__What is needed__.
Your task is to return all the entries below exactly, with every picture omitted.

__Data supplied__.
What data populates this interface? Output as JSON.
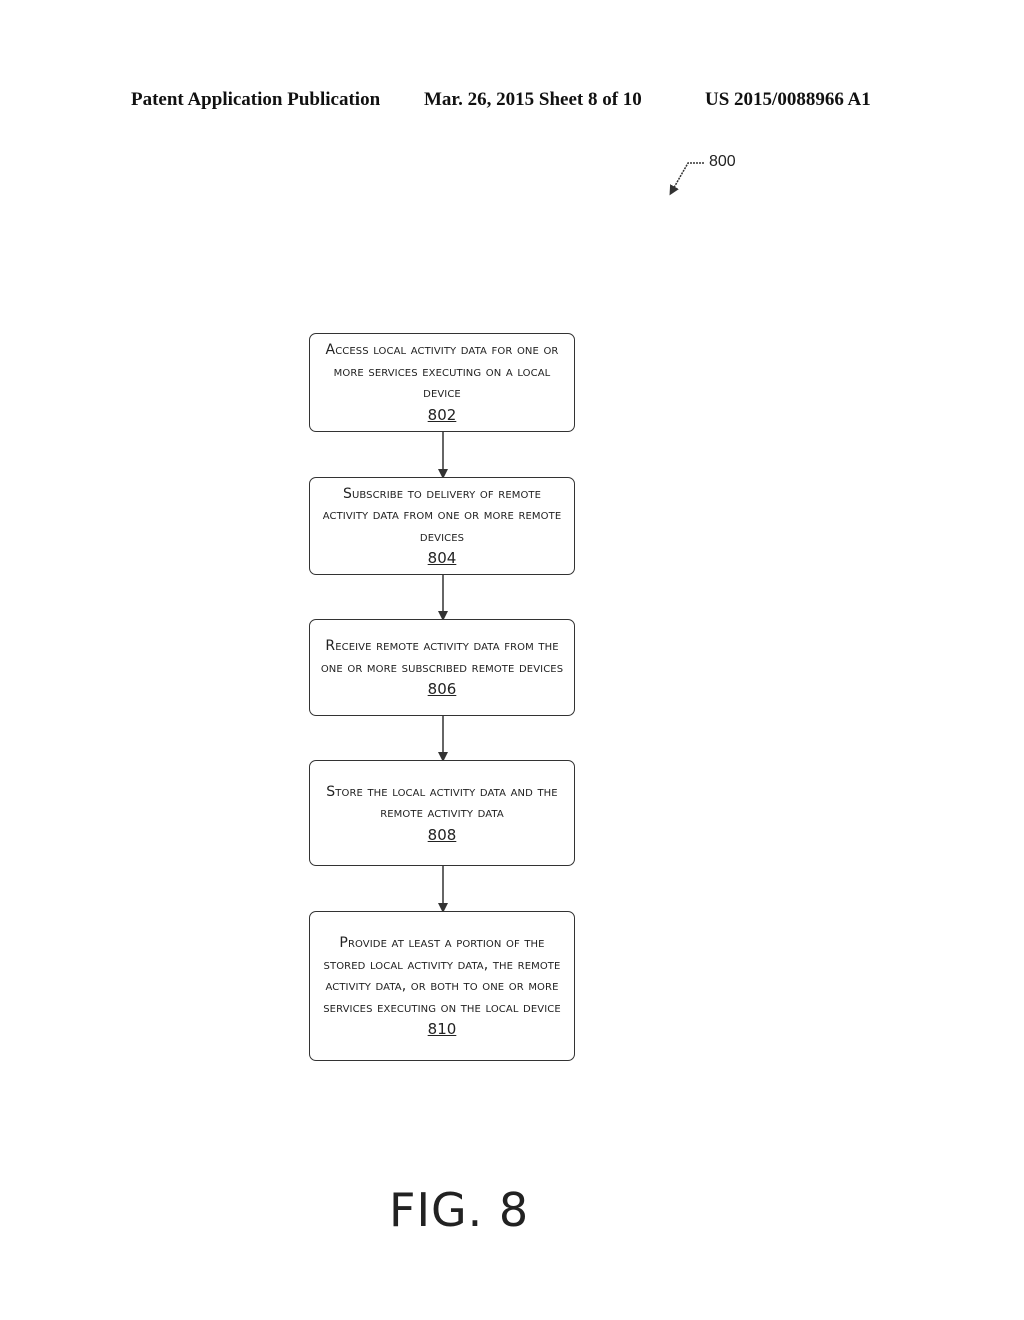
{
  "header": {
    "left": "Patent Application Publication",
    "middle": "Mar. 26, 2015  Sheet 8 of 10",
    "right": "US 2015/0088966 A1"
  },
  "diagram": {
    "reference": "800",
    "figure_label": "FIG. 8",
    "steps": [
      {
        "text": "Access local activity data for one or more services executing on a local device",
        "number": "802"
      },
      {
        "text": "Subscribe to delivery of remote activity data from one or more remote devices",
        "number": "804"
      },
      {
        "text": "Receive remote activity data from the one or more subscribed remote devices",
        "number": "806"
      },
      {
        "text": "Store the local activity data and the remote activity data",
        "number": "808"
      },
      {
        "text": "Provide at least a portion of the stored local activity data, the remote activity data, or both to one or more services executing on the local device",
        "number": "810"
      }
    ]
  }
}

__Answer to this problem__.
What data populates this interface? Output as JSON.
{
  "header": {
    "left": "Patent Application Publication",
    "middle": "Mar. 26, 2015  Sheet 8 of 10",
    "right": "US 2015/0088966 A1"
  },
  "diagram": {
    "reference": "800",
    "figure_label": "FIG. 8",
    "steps": [
      {
        "text": "Access local activity data for one or more services executing on a local device",
        "number": "802"
      },
      {
        "text": "Subscribe to delivery of remote activity data from one or more remote devices",
        "number": "804"
      },
      {
        "text": "Receive remote activity data from the one or more subscribed remote devices",
        "number": "806"
      },
      {
        "text": "Store the local activity data and the remote activity data",
        "number": "808"
      },
      {
        "text": "Provide at least a portion of the stored local activity data, the remote activity data, or both to one or more services executing on the local device",
        "number": "810"
      }
    ]
  }
}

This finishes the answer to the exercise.